Fourth, agree to COMPROMISE what you see as needed for what you will GET from the people. Much church change is not black-or-white, as we all know. Changes come in varying shades of gray. So, you may not get the brand-new, multimillion dollar worship complex you believe is needed, and maybe justly is. You may get a renovation project that costs much less with some creative ways to handle the growing numbers of people. This failure to compromise has led to many unnecessary pastoral resignations. The renovation project, in time, may birth the multimillion dollar addition or center. The timing is up to God, anyway, and the people need to own the project and see for themselves that a new worship center is really needed.

Fifth, do a value-transformation developmental chart for the change to take place. An example. VALUE: We value excellence in worship team participation. REALITY: We use all kinds of willing volunteers of differing abilities and gifts and levels of involvement and participation. A developmental chart outlines a series of steps to get from the REALITY to the VALUE. So, in the case of needing an excellence-driven, Spirit-filled, dynamic worship team go from --

(1) Willing volunteers–to-(2) committed volunteers–to–(3) gifted, committed volunteers–to–(4) excellent, gifted, committed participants.

At each "stage" there are "trade-offs." Thus, from "willing volunteers" to "committed volunteers" the trade off is numbers of people involved in worship teams. I may have to work with a limited amount of people for a while until the value of "commitment" takes root in those interested in worship team involvement. I also have to deal with anger and frustration of people. I have to somehow show that while EVERYONE is valued in the church, NOT everyone can lead singing to God's glory and for upbuilding and witness. I may have to move a willing "terrible" singer to a venue in the church that isn't so demanding of excellence, so he/she could sing for a children's class or activity rather than the main Sunday worship. So, the key is to maintain a sense of unity and togetherness while moving forward. This is not always easy or so transparent.

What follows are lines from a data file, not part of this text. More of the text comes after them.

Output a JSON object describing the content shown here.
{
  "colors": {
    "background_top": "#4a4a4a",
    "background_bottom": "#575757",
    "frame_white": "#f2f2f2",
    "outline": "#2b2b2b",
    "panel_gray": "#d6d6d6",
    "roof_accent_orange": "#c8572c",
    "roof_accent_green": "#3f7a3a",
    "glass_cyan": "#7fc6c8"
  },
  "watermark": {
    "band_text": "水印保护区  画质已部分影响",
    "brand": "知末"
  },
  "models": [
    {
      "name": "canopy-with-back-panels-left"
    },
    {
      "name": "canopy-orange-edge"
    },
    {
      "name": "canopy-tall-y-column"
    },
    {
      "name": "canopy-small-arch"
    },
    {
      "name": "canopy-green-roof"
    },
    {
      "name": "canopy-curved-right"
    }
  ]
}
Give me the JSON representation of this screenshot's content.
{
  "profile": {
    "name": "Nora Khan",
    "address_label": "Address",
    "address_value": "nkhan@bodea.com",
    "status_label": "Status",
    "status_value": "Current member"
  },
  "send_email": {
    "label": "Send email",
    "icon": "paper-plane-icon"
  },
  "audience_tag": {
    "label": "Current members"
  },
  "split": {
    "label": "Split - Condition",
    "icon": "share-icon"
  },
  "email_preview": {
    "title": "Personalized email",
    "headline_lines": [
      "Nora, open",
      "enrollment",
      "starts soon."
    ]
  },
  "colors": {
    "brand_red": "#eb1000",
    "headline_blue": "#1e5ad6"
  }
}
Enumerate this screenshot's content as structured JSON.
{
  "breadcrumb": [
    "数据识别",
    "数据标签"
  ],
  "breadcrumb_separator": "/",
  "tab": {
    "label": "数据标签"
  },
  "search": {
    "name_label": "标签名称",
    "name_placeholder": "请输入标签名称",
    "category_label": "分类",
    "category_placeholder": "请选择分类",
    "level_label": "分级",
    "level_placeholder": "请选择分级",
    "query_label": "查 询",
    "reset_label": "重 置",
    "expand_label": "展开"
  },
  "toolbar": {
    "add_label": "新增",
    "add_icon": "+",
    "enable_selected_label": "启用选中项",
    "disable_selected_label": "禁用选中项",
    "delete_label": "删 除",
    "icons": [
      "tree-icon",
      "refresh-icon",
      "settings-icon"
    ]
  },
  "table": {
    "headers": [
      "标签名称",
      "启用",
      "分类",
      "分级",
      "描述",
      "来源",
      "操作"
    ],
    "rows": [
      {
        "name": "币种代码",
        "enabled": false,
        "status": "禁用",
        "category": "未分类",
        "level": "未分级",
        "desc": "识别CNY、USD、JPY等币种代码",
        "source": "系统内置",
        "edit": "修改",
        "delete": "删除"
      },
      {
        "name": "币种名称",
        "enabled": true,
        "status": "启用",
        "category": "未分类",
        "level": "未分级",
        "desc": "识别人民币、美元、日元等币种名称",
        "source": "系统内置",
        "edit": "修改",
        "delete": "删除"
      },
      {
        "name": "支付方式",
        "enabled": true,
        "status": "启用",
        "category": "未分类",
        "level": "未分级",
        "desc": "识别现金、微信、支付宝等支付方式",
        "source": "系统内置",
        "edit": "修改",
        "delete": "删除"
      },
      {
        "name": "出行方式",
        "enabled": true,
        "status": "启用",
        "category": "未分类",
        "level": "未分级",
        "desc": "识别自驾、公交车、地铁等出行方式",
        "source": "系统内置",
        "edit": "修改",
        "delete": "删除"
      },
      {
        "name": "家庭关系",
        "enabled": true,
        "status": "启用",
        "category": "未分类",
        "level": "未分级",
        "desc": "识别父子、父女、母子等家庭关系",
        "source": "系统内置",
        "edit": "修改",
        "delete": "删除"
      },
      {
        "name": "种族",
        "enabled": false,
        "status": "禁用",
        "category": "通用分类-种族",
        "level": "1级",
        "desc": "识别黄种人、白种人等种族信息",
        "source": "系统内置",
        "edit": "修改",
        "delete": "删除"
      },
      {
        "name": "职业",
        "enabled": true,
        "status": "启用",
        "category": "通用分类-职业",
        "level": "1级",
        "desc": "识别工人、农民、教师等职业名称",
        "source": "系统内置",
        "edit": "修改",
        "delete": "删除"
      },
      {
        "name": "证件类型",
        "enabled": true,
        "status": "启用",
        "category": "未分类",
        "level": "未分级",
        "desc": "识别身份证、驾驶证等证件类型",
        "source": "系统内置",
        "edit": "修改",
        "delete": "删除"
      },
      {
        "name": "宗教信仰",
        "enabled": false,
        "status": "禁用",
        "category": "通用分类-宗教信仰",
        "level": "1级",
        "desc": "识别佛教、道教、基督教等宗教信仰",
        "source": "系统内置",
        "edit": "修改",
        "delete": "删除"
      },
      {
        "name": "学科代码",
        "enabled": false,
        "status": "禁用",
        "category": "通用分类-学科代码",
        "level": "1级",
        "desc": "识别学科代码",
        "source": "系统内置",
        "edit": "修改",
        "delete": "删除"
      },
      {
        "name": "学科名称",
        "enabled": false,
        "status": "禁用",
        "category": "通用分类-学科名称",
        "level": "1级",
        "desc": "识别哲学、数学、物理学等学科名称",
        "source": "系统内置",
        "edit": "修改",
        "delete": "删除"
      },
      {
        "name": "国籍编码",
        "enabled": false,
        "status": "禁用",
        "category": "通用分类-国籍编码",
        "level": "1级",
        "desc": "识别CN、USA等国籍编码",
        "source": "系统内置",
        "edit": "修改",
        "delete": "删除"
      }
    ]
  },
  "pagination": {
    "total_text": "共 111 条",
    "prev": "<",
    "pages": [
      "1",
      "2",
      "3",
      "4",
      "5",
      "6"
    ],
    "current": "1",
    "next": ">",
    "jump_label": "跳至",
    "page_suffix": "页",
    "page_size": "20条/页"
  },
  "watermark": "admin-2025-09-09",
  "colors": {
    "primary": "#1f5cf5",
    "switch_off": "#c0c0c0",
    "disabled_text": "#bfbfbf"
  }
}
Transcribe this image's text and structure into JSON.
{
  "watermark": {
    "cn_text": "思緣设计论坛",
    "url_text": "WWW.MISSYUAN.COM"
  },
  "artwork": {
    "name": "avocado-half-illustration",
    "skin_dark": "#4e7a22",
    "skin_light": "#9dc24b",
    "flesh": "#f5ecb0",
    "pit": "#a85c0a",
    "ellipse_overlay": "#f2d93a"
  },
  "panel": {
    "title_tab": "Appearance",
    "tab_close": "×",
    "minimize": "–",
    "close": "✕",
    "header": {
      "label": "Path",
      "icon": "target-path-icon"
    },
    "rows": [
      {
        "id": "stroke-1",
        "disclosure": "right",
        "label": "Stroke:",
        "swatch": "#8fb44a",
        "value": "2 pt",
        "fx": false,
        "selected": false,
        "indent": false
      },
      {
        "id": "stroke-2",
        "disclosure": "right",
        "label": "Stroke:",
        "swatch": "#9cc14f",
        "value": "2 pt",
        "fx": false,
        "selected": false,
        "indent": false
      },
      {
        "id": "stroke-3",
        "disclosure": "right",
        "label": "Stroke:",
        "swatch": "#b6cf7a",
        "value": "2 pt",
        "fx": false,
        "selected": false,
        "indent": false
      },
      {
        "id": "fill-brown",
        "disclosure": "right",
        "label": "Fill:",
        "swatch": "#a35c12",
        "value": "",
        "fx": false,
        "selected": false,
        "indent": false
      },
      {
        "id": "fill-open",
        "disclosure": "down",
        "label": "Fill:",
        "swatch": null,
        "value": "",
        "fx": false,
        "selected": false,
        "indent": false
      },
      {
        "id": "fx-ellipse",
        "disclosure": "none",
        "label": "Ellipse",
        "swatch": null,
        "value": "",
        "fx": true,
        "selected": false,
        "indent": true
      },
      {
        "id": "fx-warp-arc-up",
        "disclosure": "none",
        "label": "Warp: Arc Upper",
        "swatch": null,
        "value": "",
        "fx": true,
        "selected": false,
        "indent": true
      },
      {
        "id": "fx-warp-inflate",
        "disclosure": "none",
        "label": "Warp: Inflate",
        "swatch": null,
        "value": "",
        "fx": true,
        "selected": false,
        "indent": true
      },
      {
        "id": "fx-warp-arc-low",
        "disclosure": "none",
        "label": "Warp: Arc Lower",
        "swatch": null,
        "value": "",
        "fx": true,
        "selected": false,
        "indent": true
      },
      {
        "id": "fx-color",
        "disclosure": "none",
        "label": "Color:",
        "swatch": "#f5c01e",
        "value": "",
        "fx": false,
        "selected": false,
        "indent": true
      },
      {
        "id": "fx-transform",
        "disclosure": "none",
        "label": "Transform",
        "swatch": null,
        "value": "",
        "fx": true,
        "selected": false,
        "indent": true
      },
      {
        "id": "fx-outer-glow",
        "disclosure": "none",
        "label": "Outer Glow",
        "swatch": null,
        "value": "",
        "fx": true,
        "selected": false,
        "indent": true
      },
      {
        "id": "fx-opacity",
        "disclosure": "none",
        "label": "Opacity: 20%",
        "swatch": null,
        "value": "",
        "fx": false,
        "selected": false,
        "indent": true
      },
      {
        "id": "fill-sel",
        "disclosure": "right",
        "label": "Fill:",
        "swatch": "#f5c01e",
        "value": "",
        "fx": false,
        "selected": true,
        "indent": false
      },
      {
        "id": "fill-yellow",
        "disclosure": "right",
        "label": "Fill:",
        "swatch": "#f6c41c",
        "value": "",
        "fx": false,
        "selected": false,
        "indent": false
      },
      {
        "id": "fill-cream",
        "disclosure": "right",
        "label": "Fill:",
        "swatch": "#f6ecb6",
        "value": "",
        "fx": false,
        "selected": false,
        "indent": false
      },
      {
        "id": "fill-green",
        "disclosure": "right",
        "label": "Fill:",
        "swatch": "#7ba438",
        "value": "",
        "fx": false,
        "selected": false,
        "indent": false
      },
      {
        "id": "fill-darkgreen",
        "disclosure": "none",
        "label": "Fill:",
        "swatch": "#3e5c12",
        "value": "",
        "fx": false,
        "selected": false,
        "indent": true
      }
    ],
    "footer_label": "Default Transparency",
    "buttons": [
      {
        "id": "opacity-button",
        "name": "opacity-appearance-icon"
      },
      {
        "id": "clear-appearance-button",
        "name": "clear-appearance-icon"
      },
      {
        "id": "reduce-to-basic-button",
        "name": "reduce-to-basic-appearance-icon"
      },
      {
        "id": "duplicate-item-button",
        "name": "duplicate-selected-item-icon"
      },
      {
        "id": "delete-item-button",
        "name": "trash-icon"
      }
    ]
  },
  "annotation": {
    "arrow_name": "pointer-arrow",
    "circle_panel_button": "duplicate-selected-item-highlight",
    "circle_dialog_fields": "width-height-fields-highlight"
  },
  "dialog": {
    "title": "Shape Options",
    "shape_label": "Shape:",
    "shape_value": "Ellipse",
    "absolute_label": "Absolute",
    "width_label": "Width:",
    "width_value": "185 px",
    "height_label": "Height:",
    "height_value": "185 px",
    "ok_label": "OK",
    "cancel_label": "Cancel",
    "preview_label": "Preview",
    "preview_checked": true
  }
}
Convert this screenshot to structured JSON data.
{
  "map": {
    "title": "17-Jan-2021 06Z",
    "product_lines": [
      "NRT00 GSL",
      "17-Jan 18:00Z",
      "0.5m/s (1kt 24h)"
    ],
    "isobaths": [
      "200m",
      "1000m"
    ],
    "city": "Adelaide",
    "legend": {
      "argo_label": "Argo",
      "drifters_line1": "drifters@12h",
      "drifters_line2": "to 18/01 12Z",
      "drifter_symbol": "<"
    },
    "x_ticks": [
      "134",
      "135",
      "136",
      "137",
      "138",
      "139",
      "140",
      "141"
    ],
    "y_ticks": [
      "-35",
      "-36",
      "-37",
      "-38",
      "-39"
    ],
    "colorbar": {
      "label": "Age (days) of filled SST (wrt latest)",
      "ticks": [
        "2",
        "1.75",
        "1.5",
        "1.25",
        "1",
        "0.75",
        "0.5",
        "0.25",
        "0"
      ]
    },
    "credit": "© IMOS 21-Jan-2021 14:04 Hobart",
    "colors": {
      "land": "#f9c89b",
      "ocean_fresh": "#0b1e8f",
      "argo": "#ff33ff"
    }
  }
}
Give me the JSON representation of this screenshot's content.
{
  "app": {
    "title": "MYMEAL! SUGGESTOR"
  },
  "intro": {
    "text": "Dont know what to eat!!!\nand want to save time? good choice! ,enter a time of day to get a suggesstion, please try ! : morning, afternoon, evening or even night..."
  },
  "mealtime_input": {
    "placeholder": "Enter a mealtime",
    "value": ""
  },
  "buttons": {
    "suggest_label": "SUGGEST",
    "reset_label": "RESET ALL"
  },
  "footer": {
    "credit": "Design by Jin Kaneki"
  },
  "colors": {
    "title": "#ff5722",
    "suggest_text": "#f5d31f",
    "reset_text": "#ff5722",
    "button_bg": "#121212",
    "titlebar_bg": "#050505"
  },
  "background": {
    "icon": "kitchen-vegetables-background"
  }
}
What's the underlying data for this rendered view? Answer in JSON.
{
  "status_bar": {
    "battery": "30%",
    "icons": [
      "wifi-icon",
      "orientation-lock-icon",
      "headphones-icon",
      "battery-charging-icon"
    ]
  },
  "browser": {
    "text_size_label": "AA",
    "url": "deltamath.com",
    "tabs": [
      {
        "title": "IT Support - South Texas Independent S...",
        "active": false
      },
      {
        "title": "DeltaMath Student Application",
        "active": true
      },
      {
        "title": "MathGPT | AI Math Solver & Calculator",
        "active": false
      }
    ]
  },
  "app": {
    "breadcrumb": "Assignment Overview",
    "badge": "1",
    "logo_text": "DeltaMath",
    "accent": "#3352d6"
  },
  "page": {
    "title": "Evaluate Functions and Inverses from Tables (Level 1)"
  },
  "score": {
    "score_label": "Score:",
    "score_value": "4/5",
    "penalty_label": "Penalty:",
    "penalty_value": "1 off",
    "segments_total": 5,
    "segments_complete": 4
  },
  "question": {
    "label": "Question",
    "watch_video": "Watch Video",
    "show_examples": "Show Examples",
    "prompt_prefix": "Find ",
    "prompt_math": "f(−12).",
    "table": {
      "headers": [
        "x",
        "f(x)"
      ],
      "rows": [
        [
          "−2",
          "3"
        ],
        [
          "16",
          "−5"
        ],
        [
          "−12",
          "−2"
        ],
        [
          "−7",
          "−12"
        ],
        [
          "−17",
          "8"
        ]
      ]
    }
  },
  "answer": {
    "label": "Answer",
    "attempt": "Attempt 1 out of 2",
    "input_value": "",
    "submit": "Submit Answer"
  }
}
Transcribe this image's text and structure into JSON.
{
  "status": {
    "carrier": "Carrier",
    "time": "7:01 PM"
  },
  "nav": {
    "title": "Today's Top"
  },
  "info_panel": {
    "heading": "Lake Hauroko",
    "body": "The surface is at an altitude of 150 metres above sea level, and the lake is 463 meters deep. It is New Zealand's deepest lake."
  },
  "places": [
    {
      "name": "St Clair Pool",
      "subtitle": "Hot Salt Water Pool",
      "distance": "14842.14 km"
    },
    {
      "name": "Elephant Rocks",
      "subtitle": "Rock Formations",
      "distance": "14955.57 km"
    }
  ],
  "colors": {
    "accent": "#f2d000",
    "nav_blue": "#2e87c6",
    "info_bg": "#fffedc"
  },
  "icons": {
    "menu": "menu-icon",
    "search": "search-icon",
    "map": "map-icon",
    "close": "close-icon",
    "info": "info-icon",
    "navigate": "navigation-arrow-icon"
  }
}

Trade-offs in moving from "committed volunteers" to "gifted, committed volunteers" would be that I need not only commitment but people actually gifted in musical abilities (vocal/instrumental) who can get the team to "excellence." Thus, adding "auditions" for worship team participation becomes part of the process. I am looking at this stage for a gift-mix that fits my team(s) and that spiritually moves people toward God. The old standby: Chemistry, Character, Competence comes into play.

"Excellence" comes about as the church community begins to "expect" a certain level or standard of Sunday morning worship and participation up-front. Just as they expect a decently crafted, biblically based sermon, that makes sense and has some application to their lives, so they begin to desire and expect singers and instrumentalists filled with the Spirit who help them glorify God and lift Him up.

Most of the time I find that pastors and staff simply do not objectify the steps in culture change or transformation. It's just a muddle they hope to somehow get through or that God would miraculously intervene and make it all work out. This is the hard, nitty gritty work of planning and re-planning and visiting and re-visiting our process.

It's like computer programming. One step leads to another and another until the program is built. Missing steps mean the program will not work. So you have to plan, plan, plan and debug, debug and debug to get it right. It takes a lot of PATIENCE and time commitment from the leadership to make this process work. Thus, at our church, for instance, many people are content with "willing volunteers" who have some giftedness, but are sketchy at commitment. The concept of "excellence" has been rejected out-of-hand by many since that is what they see and know from the mega-church two miles away. Of course, "we don't want to be like THAT CHURCH!!!" in the thinking of many people. Thus, it takes courage and much time to move from one stage to another.

Such change takes a man or woman of God who is satisfied with God's timetable, God's way of working with and in his or her people, and God's adding new people to that staid body who will help provide congregational ownership.